What do you think - do you use polyester in your sewing regularly, or only when nothing else will do? Do you have some favourite wardrobe items with polyester content, or do you avoid it like the plague?

Wednesday, November 9, 2011

Dream Job: A Sewing Lounge?

Do you have a sewing lounge in your area?  I had never heard of these until last year when Tasia blogged about Spool of Thread in Vancouver, and since then I have seen quite a few online references to similar sewing lounges.

Spool of Thread, Vancouver
image from www.spoolofthread.com

They are sewing places where you can pop in and use workspace or equipment that you don't have at home, where you have access to essential supplies, maybe take a few technique workshops, and enjoy the company of other sewers as well. I have to admit I can't get the idea out of my head - wouldn't it just be the best place to play work?!!

Sew Over It, London
image from www.sewoverit.co.uk
I think I would be the first to arrive and the last to leave if this was my job - I'd love helping others out all day with tips and tricks, helping with construction and fitting issues (we all find another pair of hands useful here don't we!), making patterns and meeting like-minded friends - just like I do on my blog purely for fun, but in real life - I'd definitely be in my element!

Spool of Thread
Although I'm not sure I could do the patchwork thing...

Would you visit a sewing lounge if there was one in your region?  Maybe you have already been to one and can share your experience.  Or would you rather just stay at home and sew by yourself for free?  I suppose it would be a slight inconvenience getting there with your gear (I guess you can bring your own machine!) but once there, the lounge might have better equipment like cutting tables and professional irons for use, and hopefully a nice social atmosphere with good coffee and inspiring magazines!  Sounds like the place to be don't you think?

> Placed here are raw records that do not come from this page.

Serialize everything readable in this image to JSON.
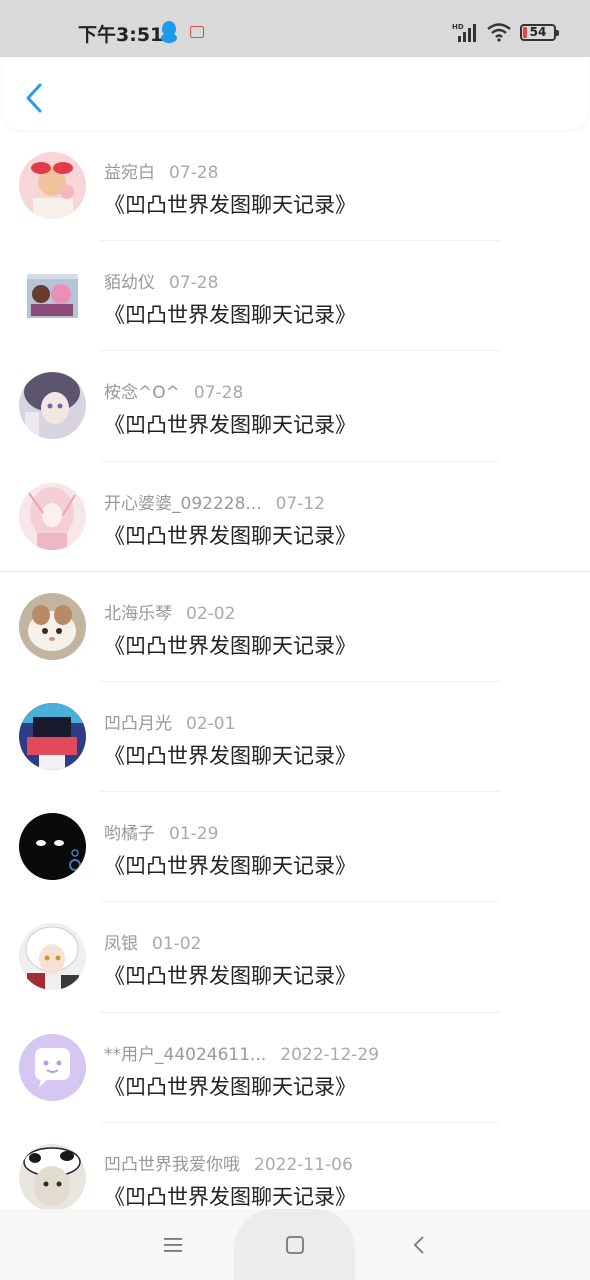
{
  "status_bar": {
    "time": "下午3:51",
    "battery": "54",
    "icons": [
      "qq-icon",
      "app-notification-icon",
      "hd-signal-icon",
      "wifi-icon",
      "battery-icon"
    ]
  },
  "header": {
    "back_icon": "chevron-left-icon"
  },
  "colors": {
    "accent": "#2b9be8",
    "title_text": "#222222",
    "meta_text": "#999999",
    "status_bar_bg": "#d9d9d9"
  },
  "items": [
    {
      "name": "益宛白",
      "date": "07-28",
      "title": "《凹凸世界发图聊天记录》"
    },
    {
      "name": "貊幼仪",
      "date": "07-28",
      "title": "《凹凸世界发图聊天记录》"
    },
    {
      "name": "桉念^O^",
      "date": "07-28",
      "title": "《凹凸世界发图聊天记录》"
    },
    {
      "name": "开心婆婆_092228...",
      "date": "07-12",
      "title": "《凹凸世界发图聊天记录》"
    },
    {
      "name": "北海乐琴",
      "date": "02-02",
      "title": "《凹凸世界发图聊天记录》"
    },
    {
      "name": "凹凸月光",
      "date": "02-01",
      "title": "《凹凸世界发图聊天记录》"
    },
    {
      "name": "哟橘子",
      "date": "01-29",
      "title": "《凹凸世界发图聊天记录》"
    },
    {
      "name": "凤银",
      "date": "01-02",
      "title": "《凹凸世界发图聊天记录》"
    },
    {
      "name": "**用户_44024611...",
      "date": "2022-12-29",
      "title": "《凹凸世界发图聊天记录》"
    },
    {
      "name": "凹凸世界我爱你哦",
      "date": "2022-11-06",
      "title": "《凹凸世界发图聊天记录》"
    }
  ],
  "nav": {
    "icons": [
      "menu-icon",
      "home-square-icon",
      "back-triangle-icon"
    ]
  }
}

Sew Over It

I'd love to hear what you think of sewing lounges - so fire away!

...just like we did on Guy Fawkes, hehe:

DH let off tons of sky rockets!

Sonny Boy lit tons of sparklers!

(and I sat on the verandah with a glass of wine and admired the view!)

Thursday, November 3, 2011

Finished - Red Spot Dress!

I've officially finished the Red Spot Dress that has been consuming my spare time this last week!


As a reminder, here is the pattern - Simplicity 3858, from sometime in the 50's:


Here's a close-up of the bodice - it fits fine now that I have underlined it:


I'm not that happy with the way the roll collar is sitting, despite doing it about three times - and then it changes whenever you tie the bow!  If I was the designer, I'd separate the collar and bow to avoid this problem. Then you could exchange the bow with something else when it takes your fancy.

This shot shows the skirt gathers better - they're not too unflattering despite the fact I have quite a large muffin high hip, in fact they hide it rather well!


The gathers sew into a piped waistline which is a lovely finish that I must remember:


And I used some yellow ribbon this time for the inner waistline:


And here's a detail of the facings catch-stitched to the underlining:


After all that work I'm not sure I'll wear this dress much - I can't pinpoint what I don't like about it, but it just doesn't feel right.  Maybe it is the prissy bow neckline, or maybe I don't have the right shoes, or maybe it is just that fabric that has been telling me to leave it alone since day one.  I'll hang it up and see how I feel after a week of no Red Spots!

And just in case you haven't been following the Red Spot Dress story, here are the links to previous posts!
On Hitting the Wall and Not Giving Up
Underlining the Bodice
More Machine Underlining Tips

Happy Sewing!
Sherry